- _THE PROBLEM_
Look for "this" in the records and copy every line that has it.
━━━━━ INPUT RECORDS
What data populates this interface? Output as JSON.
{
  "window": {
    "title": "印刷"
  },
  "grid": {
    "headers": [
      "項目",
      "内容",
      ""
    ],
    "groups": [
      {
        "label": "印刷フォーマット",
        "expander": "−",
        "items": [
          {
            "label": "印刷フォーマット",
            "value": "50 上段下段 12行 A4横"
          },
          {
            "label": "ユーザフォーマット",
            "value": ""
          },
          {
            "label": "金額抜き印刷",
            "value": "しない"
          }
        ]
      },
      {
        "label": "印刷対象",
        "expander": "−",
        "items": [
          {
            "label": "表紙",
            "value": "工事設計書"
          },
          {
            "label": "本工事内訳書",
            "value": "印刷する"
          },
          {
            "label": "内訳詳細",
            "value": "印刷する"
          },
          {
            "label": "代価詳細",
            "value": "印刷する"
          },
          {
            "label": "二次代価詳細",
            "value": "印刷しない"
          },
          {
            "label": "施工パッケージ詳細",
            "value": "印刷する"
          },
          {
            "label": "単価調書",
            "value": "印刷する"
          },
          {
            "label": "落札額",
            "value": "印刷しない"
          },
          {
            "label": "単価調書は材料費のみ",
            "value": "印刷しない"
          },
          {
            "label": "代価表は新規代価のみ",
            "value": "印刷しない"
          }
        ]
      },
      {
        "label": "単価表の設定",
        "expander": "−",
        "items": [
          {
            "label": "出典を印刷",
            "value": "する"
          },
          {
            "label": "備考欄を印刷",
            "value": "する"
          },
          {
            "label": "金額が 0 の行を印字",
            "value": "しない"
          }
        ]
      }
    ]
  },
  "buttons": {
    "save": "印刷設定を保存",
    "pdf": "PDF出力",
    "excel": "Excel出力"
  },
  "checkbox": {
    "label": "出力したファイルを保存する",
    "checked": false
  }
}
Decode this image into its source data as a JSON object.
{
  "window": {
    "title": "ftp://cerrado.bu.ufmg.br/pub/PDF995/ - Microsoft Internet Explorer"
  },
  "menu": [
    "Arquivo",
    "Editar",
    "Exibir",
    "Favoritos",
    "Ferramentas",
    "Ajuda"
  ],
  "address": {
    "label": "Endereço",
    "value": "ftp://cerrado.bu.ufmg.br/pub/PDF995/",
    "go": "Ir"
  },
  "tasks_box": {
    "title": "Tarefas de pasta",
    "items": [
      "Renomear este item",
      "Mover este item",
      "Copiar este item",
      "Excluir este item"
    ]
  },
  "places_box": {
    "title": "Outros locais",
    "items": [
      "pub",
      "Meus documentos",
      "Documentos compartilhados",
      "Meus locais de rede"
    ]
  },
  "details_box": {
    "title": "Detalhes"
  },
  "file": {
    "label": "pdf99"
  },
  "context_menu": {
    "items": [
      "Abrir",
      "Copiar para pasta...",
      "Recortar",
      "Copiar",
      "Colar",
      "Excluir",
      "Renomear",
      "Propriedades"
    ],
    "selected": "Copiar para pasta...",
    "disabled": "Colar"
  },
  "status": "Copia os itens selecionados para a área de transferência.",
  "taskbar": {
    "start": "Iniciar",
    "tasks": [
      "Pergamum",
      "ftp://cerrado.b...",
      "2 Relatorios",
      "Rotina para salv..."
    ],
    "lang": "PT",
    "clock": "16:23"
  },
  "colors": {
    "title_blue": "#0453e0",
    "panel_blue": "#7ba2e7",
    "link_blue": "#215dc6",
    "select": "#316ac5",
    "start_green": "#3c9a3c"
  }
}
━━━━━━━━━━
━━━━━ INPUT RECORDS
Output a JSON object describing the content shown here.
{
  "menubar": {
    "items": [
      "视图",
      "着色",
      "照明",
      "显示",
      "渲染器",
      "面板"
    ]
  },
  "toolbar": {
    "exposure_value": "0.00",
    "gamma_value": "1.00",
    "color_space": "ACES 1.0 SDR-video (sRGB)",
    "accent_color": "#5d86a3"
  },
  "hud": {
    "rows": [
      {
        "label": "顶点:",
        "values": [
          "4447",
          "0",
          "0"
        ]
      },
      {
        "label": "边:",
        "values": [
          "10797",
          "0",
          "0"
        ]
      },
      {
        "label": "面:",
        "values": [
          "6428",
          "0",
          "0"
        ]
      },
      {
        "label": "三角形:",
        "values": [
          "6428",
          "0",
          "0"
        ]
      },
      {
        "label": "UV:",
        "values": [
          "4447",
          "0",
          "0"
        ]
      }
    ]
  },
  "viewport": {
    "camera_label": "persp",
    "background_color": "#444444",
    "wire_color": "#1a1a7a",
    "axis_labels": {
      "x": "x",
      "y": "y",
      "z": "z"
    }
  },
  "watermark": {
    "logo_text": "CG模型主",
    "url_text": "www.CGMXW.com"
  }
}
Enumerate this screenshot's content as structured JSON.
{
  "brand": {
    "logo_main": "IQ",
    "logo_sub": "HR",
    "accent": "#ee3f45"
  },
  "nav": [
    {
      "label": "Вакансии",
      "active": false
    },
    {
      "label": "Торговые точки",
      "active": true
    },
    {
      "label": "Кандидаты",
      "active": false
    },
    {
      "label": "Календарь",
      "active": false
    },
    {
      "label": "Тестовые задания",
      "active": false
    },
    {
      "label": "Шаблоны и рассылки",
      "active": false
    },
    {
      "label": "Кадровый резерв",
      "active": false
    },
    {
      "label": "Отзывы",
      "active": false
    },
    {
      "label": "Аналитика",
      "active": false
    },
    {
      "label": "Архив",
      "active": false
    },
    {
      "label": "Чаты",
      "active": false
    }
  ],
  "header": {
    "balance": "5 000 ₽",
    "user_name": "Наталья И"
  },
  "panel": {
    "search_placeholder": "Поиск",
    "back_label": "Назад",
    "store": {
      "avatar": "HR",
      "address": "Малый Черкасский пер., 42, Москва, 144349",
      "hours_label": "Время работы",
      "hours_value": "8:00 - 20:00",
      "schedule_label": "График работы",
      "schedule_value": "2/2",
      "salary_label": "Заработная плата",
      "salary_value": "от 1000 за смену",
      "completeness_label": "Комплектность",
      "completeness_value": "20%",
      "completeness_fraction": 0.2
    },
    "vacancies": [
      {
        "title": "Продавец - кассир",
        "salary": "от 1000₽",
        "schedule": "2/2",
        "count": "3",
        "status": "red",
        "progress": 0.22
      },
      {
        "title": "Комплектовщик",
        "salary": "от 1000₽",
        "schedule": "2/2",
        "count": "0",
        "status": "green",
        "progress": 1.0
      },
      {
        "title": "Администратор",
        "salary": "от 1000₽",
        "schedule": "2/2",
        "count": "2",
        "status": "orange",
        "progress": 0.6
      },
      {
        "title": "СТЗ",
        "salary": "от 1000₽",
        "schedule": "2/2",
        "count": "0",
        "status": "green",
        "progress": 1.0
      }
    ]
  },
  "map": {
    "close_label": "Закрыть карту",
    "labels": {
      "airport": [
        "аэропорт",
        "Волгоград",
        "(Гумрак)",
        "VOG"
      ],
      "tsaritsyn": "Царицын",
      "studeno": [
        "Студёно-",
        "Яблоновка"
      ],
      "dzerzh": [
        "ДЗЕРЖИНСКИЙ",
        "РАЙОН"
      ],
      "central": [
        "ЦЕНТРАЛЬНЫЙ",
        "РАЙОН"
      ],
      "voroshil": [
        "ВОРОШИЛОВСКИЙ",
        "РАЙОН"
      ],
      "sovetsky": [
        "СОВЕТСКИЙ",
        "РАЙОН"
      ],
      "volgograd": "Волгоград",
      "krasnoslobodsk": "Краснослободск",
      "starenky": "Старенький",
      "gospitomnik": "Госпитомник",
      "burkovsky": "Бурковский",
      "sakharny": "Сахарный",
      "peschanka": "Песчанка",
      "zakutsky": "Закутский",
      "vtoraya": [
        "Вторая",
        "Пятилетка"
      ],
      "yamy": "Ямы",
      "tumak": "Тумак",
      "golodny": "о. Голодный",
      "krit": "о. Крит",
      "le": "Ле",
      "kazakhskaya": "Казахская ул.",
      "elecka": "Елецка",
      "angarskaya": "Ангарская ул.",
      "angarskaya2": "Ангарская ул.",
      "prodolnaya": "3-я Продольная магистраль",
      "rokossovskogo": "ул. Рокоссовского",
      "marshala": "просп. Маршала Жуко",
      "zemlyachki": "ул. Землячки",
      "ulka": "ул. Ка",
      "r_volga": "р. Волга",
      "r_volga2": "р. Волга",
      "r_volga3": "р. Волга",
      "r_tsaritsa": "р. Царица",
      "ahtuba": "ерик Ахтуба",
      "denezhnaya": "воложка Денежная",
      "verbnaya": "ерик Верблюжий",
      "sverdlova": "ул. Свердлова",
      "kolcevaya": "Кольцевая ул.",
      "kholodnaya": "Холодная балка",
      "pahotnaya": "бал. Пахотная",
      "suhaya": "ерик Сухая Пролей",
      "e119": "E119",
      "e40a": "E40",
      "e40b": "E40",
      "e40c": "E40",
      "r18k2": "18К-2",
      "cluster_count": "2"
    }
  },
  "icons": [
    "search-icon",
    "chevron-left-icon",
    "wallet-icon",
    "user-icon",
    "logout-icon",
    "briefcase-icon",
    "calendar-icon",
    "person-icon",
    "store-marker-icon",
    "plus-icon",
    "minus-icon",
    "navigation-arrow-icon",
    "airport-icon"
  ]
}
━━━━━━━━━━
- _THE ANSWER_
What data populates this interface? Output as JSON.
Decode this image into its source data as a JSON object.
Enumerate this screenshot's content as structured JSON.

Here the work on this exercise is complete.